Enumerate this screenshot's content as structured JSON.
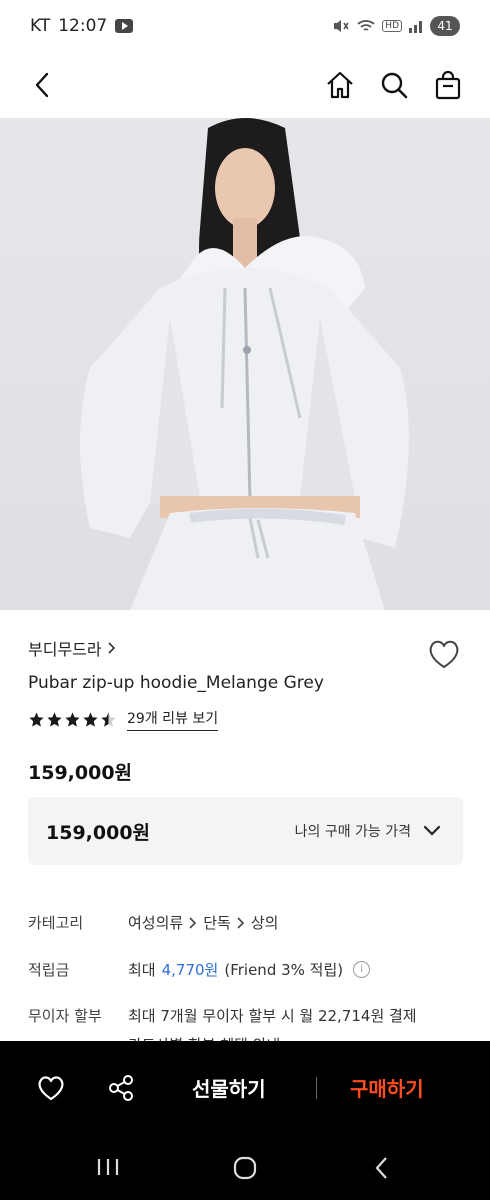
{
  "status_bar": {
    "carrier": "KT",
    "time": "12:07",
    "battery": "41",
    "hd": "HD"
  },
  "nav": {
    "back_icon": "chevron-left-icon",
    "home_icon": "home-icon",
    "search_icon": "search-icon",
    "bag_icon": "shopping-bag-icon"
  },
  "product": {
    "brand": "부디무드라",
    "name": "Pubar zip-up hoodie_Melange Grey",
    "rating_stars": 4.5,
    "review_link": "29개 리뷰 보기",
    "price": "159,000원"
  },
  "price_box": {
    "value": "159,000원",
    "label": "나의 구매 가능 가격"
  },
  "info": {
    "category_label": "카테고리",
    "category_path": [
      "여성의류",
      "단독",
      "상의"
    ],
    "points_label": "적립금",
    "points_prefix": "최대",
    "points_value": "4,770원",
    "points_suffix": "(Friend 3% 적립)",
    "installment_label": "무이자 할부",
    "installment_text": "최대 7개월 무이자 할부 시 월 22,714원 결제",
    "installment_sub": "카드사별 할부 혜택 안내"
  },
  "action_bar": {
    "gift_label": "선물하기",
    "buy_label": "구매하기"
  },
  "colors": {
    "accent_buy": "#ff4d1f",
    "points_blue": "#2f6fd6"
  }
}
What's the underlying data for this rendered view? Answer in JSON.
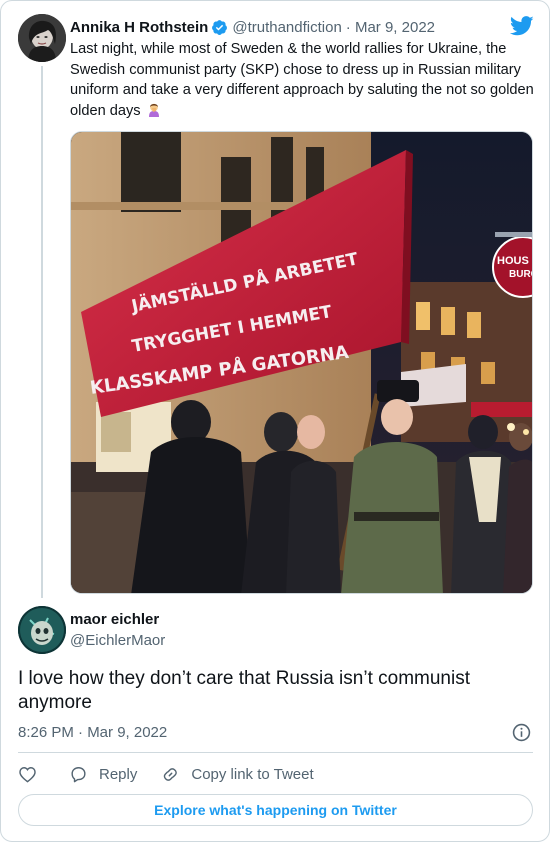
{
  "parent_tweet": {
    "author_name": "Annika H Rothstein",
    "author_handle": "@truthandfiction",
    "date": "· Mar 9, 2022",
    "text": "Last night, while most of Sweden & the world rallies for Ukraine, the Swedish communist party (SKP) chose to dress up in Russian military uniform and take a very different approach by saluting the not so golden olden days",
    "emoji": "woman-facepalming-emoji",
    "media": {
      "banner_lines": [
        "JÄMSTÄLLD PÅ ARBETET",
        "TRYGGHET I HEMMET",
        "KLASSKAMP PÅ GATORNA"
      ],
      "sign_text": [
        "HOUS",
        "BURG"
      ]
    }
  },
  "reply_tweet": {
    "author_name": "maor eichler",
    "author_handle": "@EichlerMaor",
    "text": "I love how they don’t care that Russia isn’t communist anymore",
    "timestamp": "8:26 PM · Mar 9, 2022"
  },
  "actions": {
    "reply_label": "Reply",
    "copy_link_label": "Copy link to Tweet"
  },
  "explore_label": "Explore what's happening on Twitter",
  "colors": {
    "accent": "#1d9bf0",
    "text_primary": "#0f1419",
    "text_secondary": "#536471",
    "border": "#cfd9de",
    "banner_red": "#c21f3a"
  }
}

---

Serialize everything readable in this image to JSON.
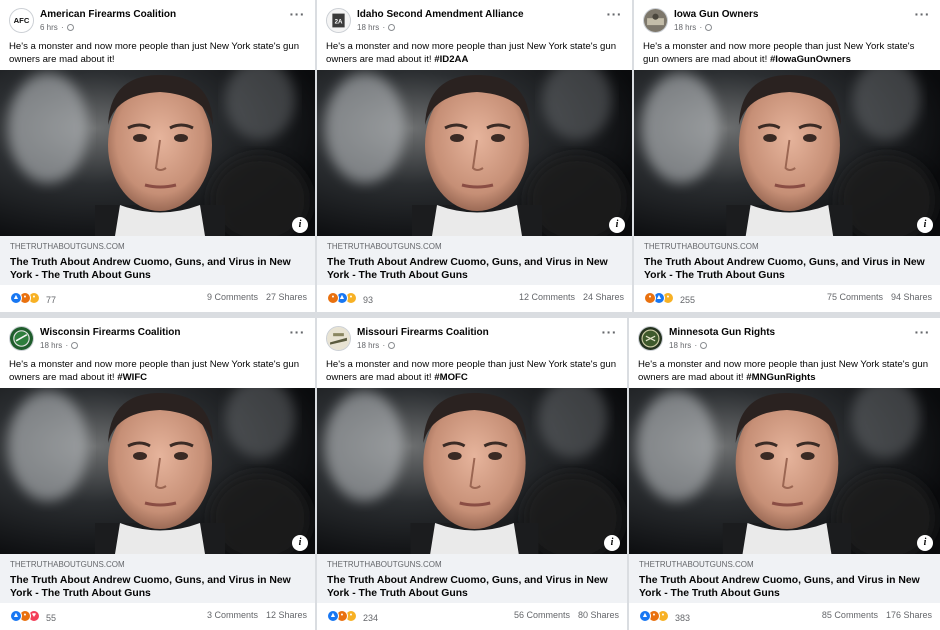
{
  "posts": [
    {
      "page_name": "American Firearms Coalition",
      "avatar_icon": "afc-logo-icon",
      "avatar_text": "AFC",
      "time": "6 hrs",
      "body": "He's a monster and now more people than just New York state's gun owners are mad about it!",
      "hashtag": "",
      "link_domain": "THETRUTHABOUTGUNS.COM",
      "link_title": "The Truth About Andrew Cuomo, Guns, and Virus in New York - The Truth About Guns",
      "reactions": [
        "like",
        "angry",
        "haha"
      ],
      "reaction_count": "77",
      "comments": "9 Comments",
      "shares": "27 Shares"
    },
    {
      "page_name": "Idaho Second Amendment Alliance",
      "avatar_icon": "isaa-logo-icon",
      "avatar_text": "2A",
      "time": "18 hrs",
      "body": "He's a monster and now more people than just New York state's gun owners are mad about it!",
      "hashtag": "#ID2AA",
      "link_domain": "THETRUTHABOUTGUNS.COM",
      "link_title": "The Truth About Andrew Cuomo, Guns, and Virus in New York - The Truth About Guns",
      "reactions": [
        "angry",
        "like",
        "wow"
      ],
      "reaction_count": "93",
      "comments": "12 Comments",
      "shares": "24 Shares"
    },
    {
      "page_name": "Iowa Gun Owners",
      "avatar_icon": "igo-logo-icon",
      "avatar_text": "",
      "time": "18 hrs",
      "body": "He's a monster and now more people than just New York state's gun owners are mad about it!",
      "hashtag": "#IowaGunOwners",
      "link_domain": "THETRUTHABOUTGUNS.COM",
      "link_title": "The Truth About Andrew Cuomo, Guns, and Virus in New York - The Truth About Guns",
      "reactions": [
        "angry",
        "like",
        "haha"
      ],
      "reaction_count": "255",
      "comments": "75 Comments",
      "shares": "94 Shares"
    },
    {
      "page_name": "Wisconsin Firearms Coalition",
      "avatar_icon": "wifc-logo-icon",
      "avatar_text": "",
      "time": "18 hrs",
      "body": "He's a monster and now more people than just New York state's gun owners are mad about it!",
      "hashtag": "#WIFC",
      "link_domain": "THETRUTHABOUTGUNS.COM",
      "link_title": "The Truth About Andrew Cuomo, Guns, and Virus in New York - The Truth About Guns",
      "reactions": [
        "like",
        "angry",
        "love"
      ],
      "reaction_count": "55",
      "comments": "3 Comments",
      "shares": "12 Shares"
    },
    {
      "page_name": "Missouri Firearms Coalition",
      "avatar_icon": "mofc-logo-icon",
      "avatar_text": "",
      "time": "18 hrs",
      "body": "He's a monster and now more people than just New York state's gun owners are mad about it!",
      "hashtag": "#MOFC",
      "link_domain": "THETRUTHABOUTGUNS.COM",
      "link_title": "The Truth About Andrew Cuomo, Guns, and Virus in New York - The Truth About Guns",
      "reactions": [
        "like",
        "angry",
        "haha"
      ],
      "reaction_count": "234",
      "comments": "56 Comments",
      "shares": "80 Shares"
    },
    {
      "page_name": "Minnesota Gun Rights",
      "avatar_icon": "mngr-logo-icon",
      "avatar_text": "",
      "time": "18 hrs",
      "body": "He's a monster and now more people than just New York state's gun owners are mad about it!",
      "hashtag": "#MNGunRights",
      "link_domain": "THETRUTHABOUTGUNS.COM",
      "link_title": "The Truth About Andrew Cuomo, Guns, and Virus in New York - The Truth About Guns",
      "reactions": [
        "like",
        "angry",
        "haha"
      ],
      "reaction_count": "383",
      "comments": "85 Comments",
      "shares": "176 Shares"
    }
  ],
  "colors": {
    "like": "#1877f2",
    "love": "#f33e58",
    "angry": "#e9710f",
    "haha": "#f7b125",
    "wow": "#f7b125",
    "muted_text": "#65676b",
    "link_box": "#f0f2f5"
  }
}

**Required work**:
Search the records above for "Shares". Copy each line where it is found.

**Answer space**:
      "shares": "27 Shares"
      "shares": "24 Shares"
      "shares": "94 Shares"
      "shares": "12 Shares"
      "shares": "80 Shares"
      "shares": "176 Shares"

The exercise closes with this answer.